On Sunday, March 11, the Corvallis Community Band presents its spring concert, aptly titled “Celebration of the Arts.” The band will perform a wide variety of music styles ranging from musical theater to cinema, opera to jazz.
The concert program consists of 11 songs, with familiar music like Gershwin’s “Strike Up the Band” and the themes from Forrest Gump and select Pixar movies like “Ratatouille” and “Toy Story,” to lesser known pieces such as movements from composer Modest Mussorgsky’s “Pictures at an Exhibition,” “The Hut on Fowl’s Legs (Baba-Yagá)” and “The Great Gate of Kiev.”

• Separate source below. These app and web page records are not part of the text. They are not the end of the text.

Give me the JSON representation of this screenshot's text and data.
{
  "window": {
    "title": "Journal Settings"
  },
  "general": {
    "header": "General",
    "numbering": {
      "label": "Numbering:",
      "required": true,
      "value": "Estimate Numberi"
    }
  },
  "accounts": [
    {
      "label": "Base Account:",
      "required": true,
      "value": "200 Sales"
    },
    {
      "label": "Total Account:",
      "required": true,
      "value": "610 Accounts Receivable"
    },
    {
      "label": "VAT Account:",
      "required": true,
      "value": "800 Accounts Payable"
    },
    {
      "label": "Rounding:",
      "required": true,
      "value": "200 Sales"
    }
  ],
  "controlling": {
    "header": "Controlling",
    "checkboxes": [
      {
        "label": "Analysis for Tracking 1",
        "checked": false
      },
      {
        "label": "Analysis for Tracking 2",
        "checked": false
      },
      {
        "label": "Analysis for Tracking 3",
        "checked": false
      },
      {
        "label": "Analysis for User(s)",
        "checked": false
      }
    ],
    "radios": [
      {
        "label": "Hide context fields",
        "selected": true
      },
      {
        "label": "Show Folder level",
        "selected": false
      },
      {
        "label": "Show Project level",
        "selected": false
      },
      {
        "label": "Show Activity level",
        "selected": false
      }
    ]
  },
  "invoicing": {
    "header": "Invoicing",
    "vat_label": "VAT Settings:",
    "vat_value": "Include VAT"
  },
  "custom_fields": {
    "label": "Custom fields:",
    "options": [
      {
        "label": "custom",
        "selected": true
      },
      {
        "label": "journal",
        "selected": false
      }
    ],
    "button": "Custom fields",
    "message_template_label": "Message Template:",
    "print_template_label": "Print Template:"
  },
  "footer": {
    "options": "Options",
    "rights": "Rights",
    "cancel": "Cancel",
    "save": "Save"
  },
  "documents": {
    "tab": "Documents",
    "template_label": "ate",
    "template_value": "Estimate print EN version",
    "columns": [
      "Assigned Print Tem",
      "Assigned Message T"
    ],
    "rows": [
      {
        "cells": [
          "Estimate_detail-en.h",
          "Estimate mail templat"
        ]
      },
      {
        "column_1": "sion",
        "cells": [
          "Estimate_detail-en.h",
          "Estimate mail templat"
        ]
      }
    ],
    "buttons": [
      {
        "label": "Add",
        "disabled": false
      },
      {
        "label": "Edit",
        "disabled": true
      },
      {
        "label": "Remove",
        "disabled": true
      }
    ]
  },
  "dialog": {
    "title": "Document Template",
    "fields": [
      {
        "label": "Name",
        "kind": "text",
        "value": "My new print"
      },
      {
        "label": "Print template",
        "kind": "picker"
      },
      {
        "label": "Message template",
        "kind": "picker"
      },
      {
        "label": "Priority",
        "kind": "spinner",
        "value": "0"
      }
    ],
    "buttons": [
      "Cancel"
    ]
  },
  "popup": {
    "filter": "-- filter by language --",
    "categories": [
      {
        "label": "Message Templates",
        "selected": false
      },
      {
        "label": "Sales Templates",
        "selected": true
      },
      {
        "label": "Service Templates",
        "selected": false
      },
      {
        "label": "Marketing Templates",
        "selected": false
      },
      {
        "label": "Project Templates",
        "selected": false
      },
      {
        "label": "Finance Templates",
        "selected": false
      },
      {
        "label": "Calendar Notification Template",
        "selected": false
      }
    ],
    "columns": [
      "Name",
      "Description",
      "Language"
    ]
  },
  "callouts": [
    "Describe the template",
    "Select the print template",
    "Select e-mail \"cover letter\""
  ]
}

Featured guest and soprano Gale Hazel will accompany the band for selections from Bizet’s “Carmen,” as well as the song “But Not For Me” from the musical “Girl Crazy.”
But what really makes the concert a celebration of the arts is its collaboration of music, dance and visual arts, all of which will culiminate in the finale “Stars and Stripes” — “a multimedia spectacular,” said Corvallis Community Band director Steve Matthes.

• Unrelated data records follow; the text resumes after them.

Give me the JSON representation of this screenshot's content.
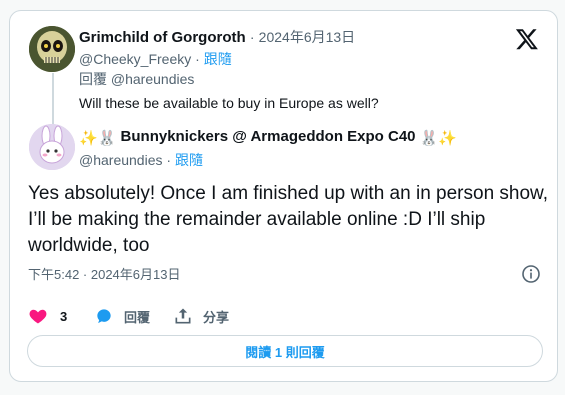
{
  "parent": {
    "display_name": "Grimchild of Gorgoroth",
    "separator": "·",
    "date": "2024年6月13日",
    "handle": "@Cheeky_Freeky",
    "follow_label": "跟隨",
    "reply_to_label": "回覆",
    "reply_to_handle": "@hareundies",
    "text": "Will these be available to buy in Europe as well?"
  },
  "reply": {
    "display_name_pre_emoji": "✨🐰",
    "display_name": "Bunnyknickers @ Armageddon Expo C40",
    "display_name_post_emoji": "🐰✨",
    "handle": "@hareundies",
    "follow_label": "跟隨",
    "text": "Yes absolutely! Once I am finished up with an in person show, I’ll be making the remainder available online :D I’ll ship worldwide, too",
    "timestamp": "下午5:42 · 2024年6月13日"
  },
  "actions": {
    "like_count": "3",
    "reply_label": "回覆",
    "share_label": "分享"
  },
  "read_replies_label": "閱讀 1 則回覆",
  "colors": {
    "accent": "#1d9bf0",
    "like": "#f91880",
    "muted": "#536471",
    "border": "#cfd9de"
  },
  "icons": {
    "brand": "x-logo-icon",
    "info": "info-icon",
    "like": "heart-icon",
    "reply": "reply-bubble-icon",
    "share": "share-icon"
  }
}
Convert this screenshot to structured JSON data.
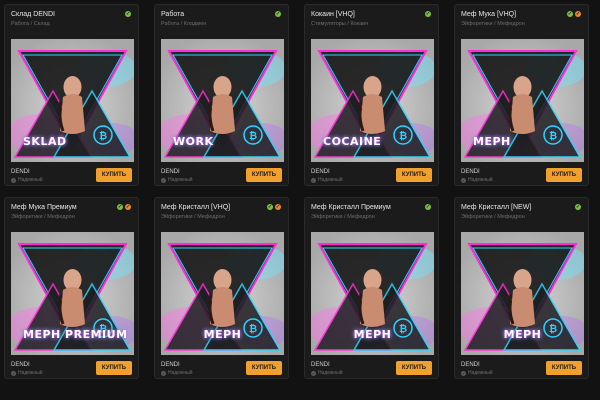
{
  "buy_label": "КУПИТЬ",
  "status_label": "Надежный",
  "cards": [
    {
      "title": "Склад DENDI",
      "subtitle": "Работа / Склад",
      "seller": "DENDI",
      "badges": [
        "green"
      ],
      "art_label": "SKLAD",
      "art_side": "left"
    },
    {
      "title": "Работа",
      "subtitle": "Работа / Кладмен",
      "seller": "DENDI",
      "badges": [
        "green"
      ],
      "art_label": "WORK",
      "art_side": "left"
    },
    {
      "title": "Кокаин [VHQ]",
      "subtitle": "Стимуляторы / Кокаин",
      "seller": "DENDI",
      "badges": [
        "green"
      ],
      "art_label": "COCAINE",
      "art_side": "left"
    },
    {
      "title": "Меф Мука [VHQ]",
      "subtitle": "Эйфоретики / Мефедрон",
      "seller": "DENDI",
      "badges": [
        "green",
        "orange"
      ],
      "art_label": "MEPH",
      "art_side": "left"
    },
    {
      "title": "Меф Мука Премиум",
      "subtitle": "Эйфоретики / Мефедрон",
      "seller": "DENDI",
      "badges": [
        "green",
        "orange"
      ],
      "art_label": "MEPH PREMIUM",
      "art_side": "left"
    },
    {
      "title": "Меф Кристалл [VHQ]",
      "subtitle": "Эйфоретики / Мефедрон",
      "seller": "DENDI",
      "badges": [
        "green",
        "orange"
      ],
      "art_label": "MEPH",
      "art_side": "center"
    },
    {
      "title": "Меф Кристалл Премиум",
      "subtitle": "Эйфоретики / Мефедрон",
      "seller": "DENDI",
      "badges": [
        "green"
      ],
      "art_label": "MEPH",
      "art_side": "center"
    },
    {
      "title": "Меф Кристалл [NEW]",
      "subtitle": "Эйфоретики / Мефедрон",
      "seller": "DENDI",
      "badges": [
        "green"
      ],
      "art_label": "MEPH",
      "art_side": "center"
    }
  ],
  "colors": {
    "accent": "#f2a02d",
    "badge_green": "#7ac143",
    "badge_orange": "#e8883a",
    "neon_pink": "#ff2bd6",
    "neon_cyan": "#28d6ff"
  }
}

“The intent is that a variety of performing arts and one visual art are going to be celebrated through the music of the Corvallis Community Band,” he said.
“I knew I was going to invite the dancers from Willamette Apprentice Ballet, and so we were going to do some ballet music, and I had thought about sometime ago also doing selections from ‘Carmen,’ with our wonderful vocalist, Gale Hazel. And so there were two art forms right there.”
Music and dance are a natural collaboration, but Matthes intends to include one more art form in his celebration: visual art.
“We had played a number of years ago a piece celebrating the work of Pablo Picasso,” he said. “This time I decided we would show Picasso’s paintings on a power point display while we’re playing the piece, so that adds visual arts as well.”
The Willamette Apprentice Ballet will join the band for two pieces, Luigini’s “Ballet Egyptien” and John Philip Sousa’s “Stars and Stripes.”
When the band stikes up Luigini’s “Ballet Egyptien,” ballerinas in classic black tutus will twirl amid the ballerinas costumed in Egyptian garb, bronze armlets glinting in the light as they dance across the stage.
Matthes chose the piece “Ballet Egyptien” because of the ease with which it lends itself to beint interpreted through ballet.
“(‘Ballet Egyptien’) is a plotless piece,” said Willamette Apprentice Ballet director and choreographer Megan Skinner. “It’s kind of inspired by the late 18th and 19th Century ballets. Western Europeans were fascinated by exotic countries like Africa and Arabia, and they would put together these ballets that don’t have much of a story. It’s all about exotic slave girls and scantily clad people and different religions, paganism and multiple gods, and dare I say, concubines.”
As with “Ballet Egyptien,” the dance accompaniment to “Stars and Stripes” — also choreographed by Skinner — goes easily hand in hand with the music.
“It’s standard 18th, 19th century ballet music,” Skinner said. “Everything is written in either 4/4 or 3/4 time, and has a lot of repetition in the melodies.”
For the dancers, the concert is a rare opportunity for them to dance to a live orchestra.
“I think it’s important for them to dance to live music,” Matthes said. “Most do not get that opportunity — it’s all recorded music that they practice and perform to.”
“It’s a real treat for the dancers,” Skinner said. “It’s a real learning experience, because with live music you never know. The tempo might be faster than they’re used to, or slower, or the dancers might get lost and they have to listen to a landmark in the music.”
As for the audience, opportunities for a dance audience to hear music they wouldn’t otherwise and for a band audience to experience dance are rare as well.
“You don’t see it that often in Corvallis, or even in Portland or Eugene. They both have professional ballet companies, but not all of their shows can afford a live orchestra,” Skinner said.
“Collaborations of (this) type are very good,” Matthes said. “And some great music has been written for dance and we’re going to play some that not many people have heard. ‘Ballet Egyptien’ is not performed very often now.”